There are certain signs that your baby is experiencing a worrying level of dehydration.  Dr Gerlis explains, "Continued vomiting and diarrhoea with very dry nappies should lead you to go to hospital, especially if your baby is unable to tolerate sips of water."

Dr Costa also advises that if your baby is not, "keeping liquids down, even when they are managing to drink little and often, or the volume of diarrhoea is well over the oral fluid intake, it’s important for your child to go to A&E, in case they require intravenous fluids."

Additionally, Dr Costa warns: "Look out for whether your baby is becoming lethargic, a high temperature of 38C or above and projectile vomiting. These are all symptoms that should be urgently reviewed in A&E."

"If you notice a non-blanching rash - that’s one that does not fade when pressed with a glass tumbler - you should act immediately as this could be a sign of a serious bacterial infection like meningitis or sepsis."

As a parent, you know your child best, and if you are ever concerned about your child you should call your GP straight away. If you are worried about your baby, a rash that has appeared, or you notice a change in their behaviour - such as not feeding well, being very sleepy, or very irritable - contact your GP or midwife immediately or seek urgent medical attention if necessary. 
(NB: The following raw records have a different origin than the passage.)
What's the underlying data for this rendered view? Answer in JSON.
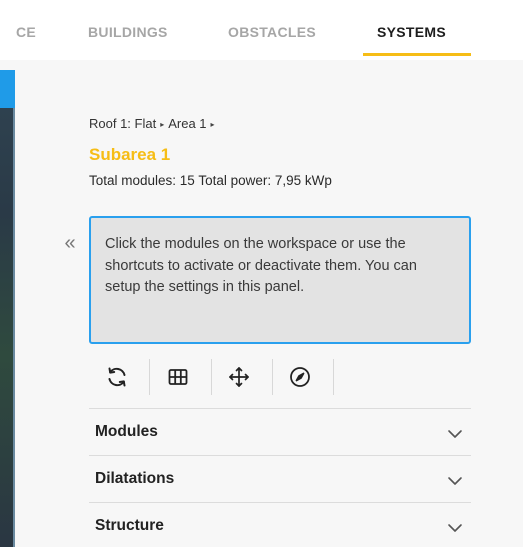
{
  "tabs": [
    {
      "label": "CE",
      "active": false
    },
    {
      "label": "BUILDINGS",
      "active": false
    },
    {
      "label": "OBSTACLES",
      "active": false
    },
    {
      "label": "SYSTEMS",
      "active": true
    }
  ],
  "accent_color": "#f6bd16",
  "info_border_color": "#2aa0ee",
  "breadcrumb": {
    "roof": "Roof 1: Flat",
    "area": "Area 1",
    "separator": "▸"
  },
  "subarea": {
    "title": "Subarea 1",
    "summary": "Total modules: 15 Total power: 7,95 kWp"
  },
  "collapse_icon": "double-chevron-left-icon",
  "collapse_glyph": "«",
  "info_text": "Click the modules on the workspace or use the shortcuts to activate or deactivate them. You can setup the settings in this panel.",
  "toolbar_icons": [
    "refresh-icon",
    "grid-icon",
    "move-icon",
    "compass-icon"
  ],
  "sections": [
    {
      "label": "Modules"
    },
    {
      "label": "Dilatations"
    },
    {
      "label": "Structure"
    }
  ]
}
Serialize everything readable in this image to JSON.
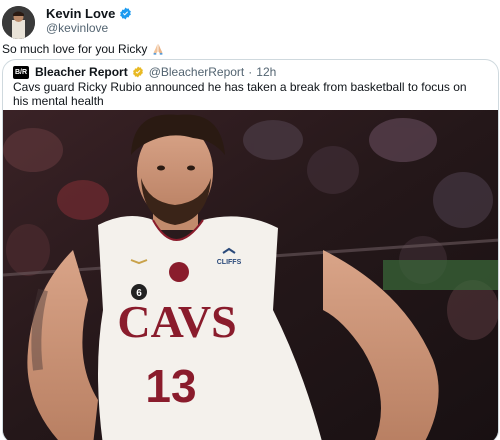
{
  "author": {
    "display_name": "Kevin Love",
    "handle": "@kevinlove"
  },
  "tweet": {
    "text": "So much love for you Ricky"
  },
  "quoted": {
    "logo_text": "B/R",
    "display_name": "Bleacher Report",
    "handle": "@BleacherReport",
    "separator": "·",
    "time": "12h",
    "text": "Cavs guard Ricky Rubio announced he has taken a break from basketball to focus on his mental health"
  },
  "photo": {
    "jersey_team": "CAVS",
    "jersey_number": "13",
    "patch_number": "6",
    "sponsor": "CLIFFS"
  },
  "colors": {
    "verified": "#1d9bf0",
    "handle_gray": "#536471",
    "border": "#cfd9de",
    "jersey_red": "#8a1c2c",
    "gold_badge": "#e8b923"
  }
}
The information on does not constitute medical or other health advice or diagnosis and should not be used as such. Although GoodtoKnow consults a range of medical experts to create and fact-check content, this information is for general purposes only and does not take the place of medical advice. Always seek the guidance of a qualified health professional or seek urgent medical attention if needed.

Our experts

A headshot of Dr José Costa in his office
Dr José Costa

Dr José Costa is a senior consultant paediatrician, specialising in research and medical guidance on eczema, as well as childhood food allergies, hayfever and asthma. With over 16 years of experience in paediatrics and 12 years in paediatric allergy, he has worked in both the NHS and the private sector, as part of his own specialist Children’s Allergy Clinic.

Dr Laurence Gerlis
Dr Laurence Gerlis

Dr Laurence Gerlis is a GP, who has practiced privately for over 25 years in the Harley Street area as well as in the NHS. He studied at the University of Cambridge before going on to work at the Royal London Hospital. He is the founder and CEO of SameDayDoctor - a same-day private GP service - with four clinics in London and Manchester.

Lauren Clark
Freelance writer and editor

Lauren is a freelance writer and editor, with more than eight years of experience working in digital and print journalism. She has penned news and features for titles including Women's Health, Daily Telegraph, Cosmopolitan, The Times, Stylist, The Guardian, Woman & Home, Dazed, The Sun's Fabulous, Yahoo UK and Grazia. 

Lauren specialises in covering health and wellness topics—ranging from nutrition and fitness, to health conditions and mental wellbeing. She also runs a weekly newsletter called Well, Actually..., which has been named a Substack Featured Publication.